- EXERCISE -
When a line in the data below includes "innen", pick it out and copy it.

- THE DATA -

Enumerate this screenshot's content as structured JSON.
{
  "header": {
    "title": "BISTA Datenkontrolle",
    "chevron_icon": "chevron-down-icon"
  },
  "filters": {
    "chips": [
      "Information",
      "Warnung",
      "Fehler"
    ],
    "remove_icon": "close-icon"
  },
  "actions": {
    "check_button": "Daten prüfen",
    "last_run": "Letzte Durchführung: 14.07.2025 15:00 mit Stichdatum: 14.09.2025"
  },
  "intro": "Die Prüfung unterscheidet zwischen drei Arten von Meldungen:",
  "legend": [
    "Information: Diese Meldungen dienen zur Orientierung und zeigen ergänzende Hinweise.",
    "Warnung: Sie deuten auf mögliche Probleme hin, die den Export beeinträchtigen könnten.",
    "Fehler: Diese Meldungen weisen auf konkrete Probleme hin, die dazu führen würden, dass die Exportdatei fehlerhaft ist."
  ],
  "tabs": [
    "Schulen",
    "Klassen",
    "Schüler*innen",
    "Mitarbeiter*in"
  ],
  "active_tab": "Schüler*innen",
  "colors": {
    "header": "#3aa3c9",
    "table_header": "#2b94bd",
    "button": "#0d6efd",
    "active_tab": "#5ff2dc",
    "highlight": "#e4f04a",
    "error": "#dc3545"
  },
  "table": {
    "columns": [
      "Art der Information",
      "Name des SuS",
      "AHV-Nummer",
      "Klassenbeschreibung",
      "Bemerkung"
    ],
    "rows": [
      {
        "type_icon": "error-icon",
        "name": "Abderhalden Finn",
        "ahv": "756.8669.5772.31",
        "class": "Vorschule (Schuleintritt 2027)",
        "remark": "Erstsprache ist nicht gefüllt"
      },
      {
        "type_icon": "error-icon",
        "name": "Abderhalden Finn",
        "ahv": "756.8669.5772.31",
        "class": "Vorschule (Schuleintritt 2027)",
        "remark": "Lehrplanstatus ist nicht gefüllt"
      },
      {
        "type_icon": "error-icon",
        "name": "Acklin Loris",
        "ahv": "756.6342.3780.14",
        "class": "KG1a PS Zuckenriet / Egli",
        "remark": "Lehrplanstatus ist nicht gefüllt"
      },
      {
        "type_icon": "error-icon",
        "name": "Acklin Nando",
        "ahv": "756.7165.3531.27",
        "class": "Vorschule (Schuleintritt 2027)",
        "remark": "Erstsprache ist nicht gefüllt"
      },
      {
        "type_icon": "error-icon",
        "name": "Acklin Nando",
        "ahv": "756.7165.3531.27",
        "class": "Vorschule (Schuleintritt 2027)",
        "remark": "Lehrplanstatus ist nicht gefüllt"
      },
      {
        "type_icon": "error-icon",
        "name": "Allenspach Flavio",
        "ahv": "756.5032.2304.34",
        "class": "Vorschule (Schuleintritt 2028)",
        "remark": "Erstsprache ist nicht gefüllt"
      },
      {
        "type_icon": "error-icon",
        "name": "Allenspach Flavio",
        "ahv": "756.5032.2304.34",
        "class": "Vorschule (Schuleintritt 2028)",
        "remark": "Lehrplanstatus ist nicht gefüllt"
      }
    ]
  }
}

- RESPONSE -
    "Schüler*innen",
  "active_tab": "Schüler*innen",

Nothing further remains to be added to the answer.